Criteria and Evaluation

The significance of each inventory entry was evaluated by a professional architectural historian and was measured against the National Register Criteria for Evaluation. (Fig. 2). Properties were assessed in terms of their historical significance, architectural merit, environment and integrity before being placed in one of the rating categories (O, N, C, or NC explained below). In determining a resource's historical importance, consideration was given to its association with such things as the exploration and settlement of the area, industrial development, transportation of the lives of important people. Properties can be of national, state or local significance, thus it is possible that a property of outstanding local importance could be rated higher than an entry that was only remotely associated with state or national history.

Some properties though not associated with important people or events, may have been significant as good examples of particular architectural styles, or representative building types, or methods of construction. Resources important in this area could range from an outstanding example of the Italianate style or a simple regional housing type, to an iron truss bridge, or a planned landscaping feature. The location of an entry in relation to other structures, street placement, and landscaping, as well as the overall natural environment of a site also affects its rating.

In assessing integrity, an attempt was made to determine how much of the original architectural fabric remained. A property's rating may have been lowered if it experienced extensive alterations, such as the application of artificial siding, removal of trim or siding, later additions, changes to windows, or structural modifications.
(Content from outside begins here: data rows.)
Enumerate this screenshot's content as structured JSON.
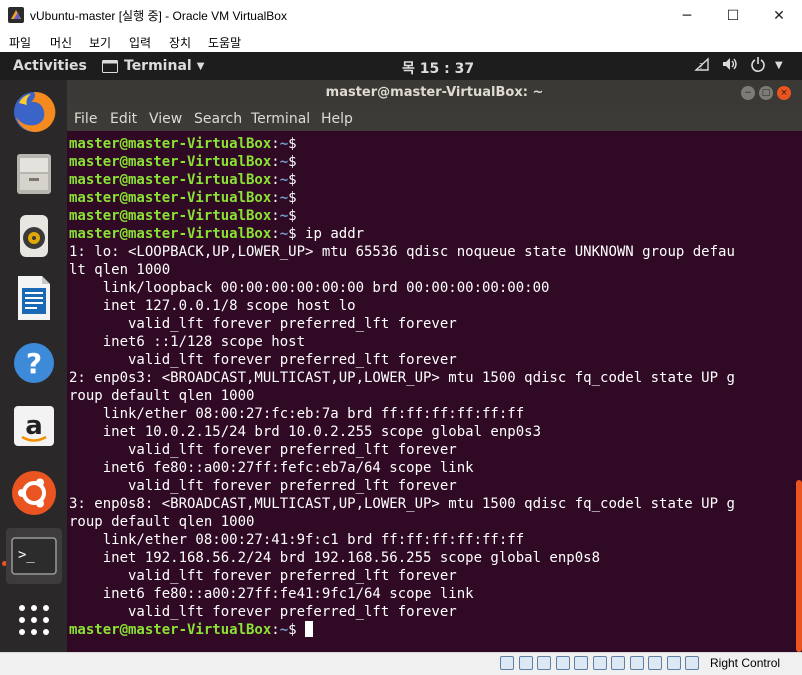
{
  "host_window": {
    "title": "vUbuntu-master [실행 중] - Oracle VM VirtualBox",
    "minimize_label": "─",
    "maximize_label": "☐",
    "close_label": "✕"
  },
  "vbox_menu": [
    "파일",
    "머신",
    "보기",
    "입력",
    "장치",
    "도움말"
  ],
  "top_bar": {
    "activities": "Activities",
    "app_menu": "Terminal",
    "clock": "목 15 : 37",
    "status_icons": [
      "network-icon",
      "volume-icon",
      "power-icon"
    ]
  },
  "dock": {
    "items": [
      "firefox-icon",
      "files-icon",
      "rhythmbox-icon",
      "libreoffice-writer-icon",
      "help-icon",
      "amazon-icon",
      "ubuntu-software-icon",
      "terminal-icon",
      "show-applications-icon"
    ],
    "active": "terminal-icon"
  },
  "terminal": {
    "window_title": "master@master-VirtualBox: ~",
    "menu": [
      "File",
      "Edit",
      "View",
      "Search",
      "Terminal",
      "Help"
    ],
    "prompt_user": "master@master-VirtualBox",
    "prompt_path": "~",
    "prompt_sep": ":",
    "prompt_symbol": "$",
    "command": "ip addr",
    "output": [
      "1: lo: <LOOPBACK,UP,LOWER_UP> mtu 65536 qdisc noqueue state UNKNOWN group defau",
      "lt qlen 1000",
      "    link/loopback 00:00:00:00:00:00 brd 00:00:00:00:00:00",
      "    inet 127.0.0.1/8 scope host lo",
      "       valid_lft forever preferred_lft forever",
      "    inet6 ::1/128 scope host",
      "       valid_lft forever preferred_lft forever",
      "2: enp0s3: <BROADCAST,MULTICAST,UP,LOWER_UP> mtu 1500 qdisc fq_codel state UP g",
      "roup default qlen 1000",
      "    link/ether 08:00:27:fc:eb:7a brd ff:ff:ff:ff:ff:ff",
      "    inet 10.0.2.15/24 brd 10.0.2.255 scope global enp0s3",
      "       valid_lft forever preferred_lft forever",
      "    inet6 fe80::a00:27ff:fefc:eb7a/64 scope link",
      "       valid_lft forever preferred_lft forever",
      "3: enp0s8: <BROADCAST,MULTICAST,UP,LOWER_UP> mtu 1500 qdisc fq_codel state UP g",
      "roup default qlen 1000",
      "    link/ether 08:00:27:41:9f:c1 brd ff:ff:ff:ff:ff:ff",
      "    inet 192.168.56.2/24 brd 192.168.56.255 scope global enp0s8",
      "       valid_lft forever preferred_lft forever",
      "    inet6 fe80::a00:27ff:fe41:9fc1/64 scope link",
      "       valid_lft forever preferred_lft forever"
    ]
  },
  "status_bar": {
    "icons": [
      "hard-disk-icon",
      "optical-drive-icon",
      "audio-icon",
      "network-icon",
      "usb-icon",
      "shared-folder-icon",
      "display-icon",
      "video-capture-icon",
      "cpu-icon",
      "mouse-integration-icon",
      "keyboard-icon"
    ],
    "host_key": "Right Control"
  },
  "colors": {
    "terminal_bg": "#300a24",
    "prompt_user": "#8ae234",
    "prompt_path": "#729fcf",
    "accent": "#e95420",
    "dock_bg": "#2b2829"
  }
}
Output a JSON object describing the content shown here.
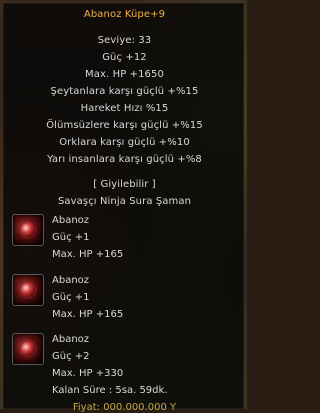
{
  "tooltip": {
    "title": "Abanoz Küpe+9",
    "level": "Seviye: 33",
    "stats": [
      "Güç +12",
      "Max. HP +1650",
      "Şeytanlara karşı güçlü +%15",
      "Hareket Hızı %15",
      "Ölümsüzlere karşı güçlü +%15",
      "Orklara karşı güçlü +%10",
      "Yarı insanlara karşı güçlü +%8"
    ],
    "wearable_header": "[ Giyilebilir ]",
    "classes": "Savaşçı Ninja Sura Şaman",
    "sockets": [
      {
        "name": "Abanoz",
        "lines": [
          "Güç +1",
          "Max. HP +165"
        ]
      },
      {
        "name": "Abanoz",
        "lines": [
          "Güç +1",
          "Max. HP +165"
        ]
      },
      {
        "name": "Abanoz",
        "lines": [
          "Güç +2",
          "Max. HP +330",
          "Kalan Süre : 5sa. 59dk."
        ]
      }
    ],
    "footer_partial": "Fiyat: 000.000.000 Y"
  },
  "colors": {
    "title": "#f3b24a",
    "text": "#d9d9d9",
    "footer": "#c9a848"
  }
}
The relocation of a building from its original site often lowered its rating.

Ratings

After consideration of these factors, one of the following ratings was assigned to each property.
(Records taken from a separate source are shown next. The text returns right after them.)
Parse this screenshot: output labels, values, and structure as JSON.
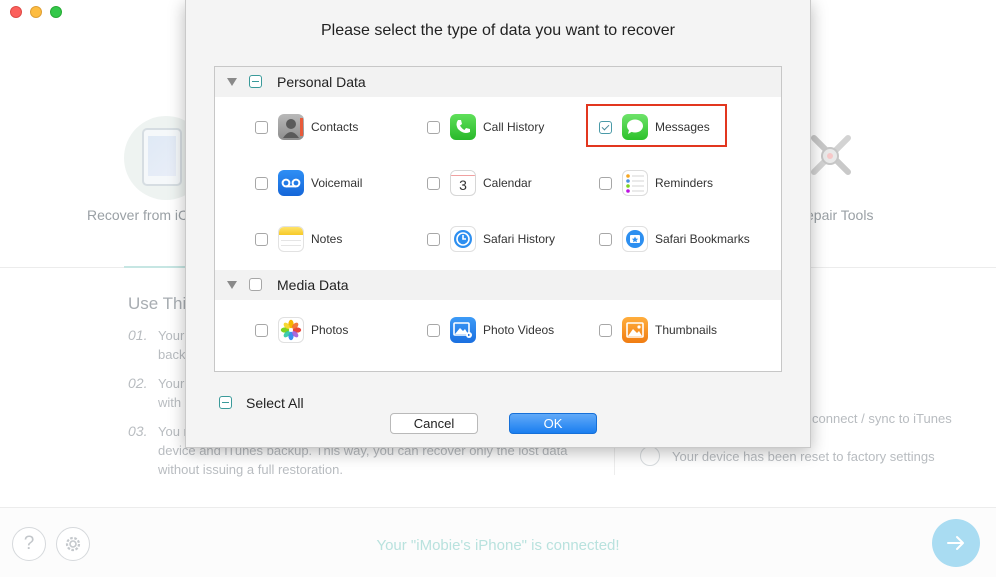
{
  "window": {
    "controls": [
      "close",
      "minimize",
      "maximize"
    ]
  },
  "background": {
    "mode_left_label": "Recover from iC",
    "mode_right_label": "epair Tools",
    "use_title": "Use Thi",
    "steps": [
      {
        "num": "01.",
        "lines": [
          "Your",
          "back"
        ]
      },
      {
        "num": "02.",
        "lines": [
          "Your",
          "with"
        ]
      },
      {
        "num": "03.",
        "lines": [
          "You r",
          "device and iTunes backup. This way, you can recover only the lost data",
          "without issuing a full restoration."
        ]
      }
    ],
    "right_lines": [
      "connect / sync to iTunes",
      "Your device has been reset to factory settings"
    ],
    "status": "Your \"iMobie's iPhone\" is connected!",
    "help_icon": "question-icon",
    "settings_icon": "gear-icon",
    "next_icon": "arrow-right-icon"
  },
  "dialog": {
    "title": "Please select the type of data you want to recover",
    "sections": [
      {
        "label": "Personal Data",
        "state": "mixed",
        "items": [
          {
            "label": "Contacts",
            "icon": "contacts-icon",
            "checked": false
          },
          {
            "label": "Call History",
            "icon": "phone-icon",
            "checked": false
          },
          {
            "label": "Messages",
            "icon": "messages-icon",
            "checked": true
          },
          {
            "label": "Voicemail",
            "icon": "voicemail-icon",
            "checked": false
          },
          {
            "label": "Calendar",
            "icon": "calendar-icon",
            "checked": false,
            "icon_text": "3"
          },
          {
            "label": "Reminders",
            "icon": "reminders-icon",
            "checked": false
          },
          {
            "label": "Notes",
            "icon": "notes-icon",
            "checked": false
          },
          {
            "label": "Safari History",
            "icon": "safari-history-icon",
            "checked": false
          },
          {
            "label": "Safari Bookmarks",
            "icon": "safari-bookmarks-icon",
            "checked": false
          }
        ]
      },
      {
        "label": "Media Data",
        "state": "unchecked",
        "items": [
          {
            "label": "Photos",
            "icon": "photos-icon",
            "checked": false
          },
          {
            "label": "Photo Videos",
            "icon": "photo-videos-icon",
            "checked": false
          },
          {
            "label": "Thumbnails",
            "icon": "thumbnails-icon",
            "checked": false
          }
        ]
      }
    ],
    "select_all": {
      "label": "Select All",
      "state": "mixed"
    },
    "buttons": {
      "cancel": "Cancel",
      "ok": "OK"
    }
  },
  "colors": {
    "highlight_border": "#e2361f",
    "ok_button": "#1a7ef0",
    "status_text": "#b9e2de",
    "next_button": "#a9dcf2"
  }
}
Outstanding (O)
The "O" rating means that the property has enough historic or architectural significance that it is already listed, or should be considered for individual listing in the National Register of Historic Places. Outstanding resources can be of local, state, or national importance.

Notable (N)
A rating of "N" means that the property did not quite merit an Outstanding rating, but is still above average in its importance. Further research or investigation may reveal that the property could be eligible for National Register listing.

Contributing (C)
A "C" rating was given to any properties meeting the basic inventory criterion of being pre-1940, but that are not important enough to stand on their own as individually outstanding or notable. Such resources are important to the density or continuity of the area's historic fabric. Contributing properties can be listed on the National Register of Historic Places if they are part of an historic district, but would not usually qualify individually.

Non-Contributing (NC)
Properties rated "NC" were not included in the inventory unless they were located within an historic district. Such properties are usually either post-1950 or they are older structures that have been badly altered and have lost their historic character or they are otherwise incompatible with their historic surroundings. These properties are not eligible for the National Register.
Of the 2556 entries made in the Bloomington Inventory, 65 were rated Outstanding and 275 were Notable. These ratings should be viewed as advisory recommendation based on the information available to the surveyor at the time of the survey. Change in location, sensitive restoration, additional research, extensive physical damage, or inappropriate remodeling could affect the entry's significance and rating at a later date.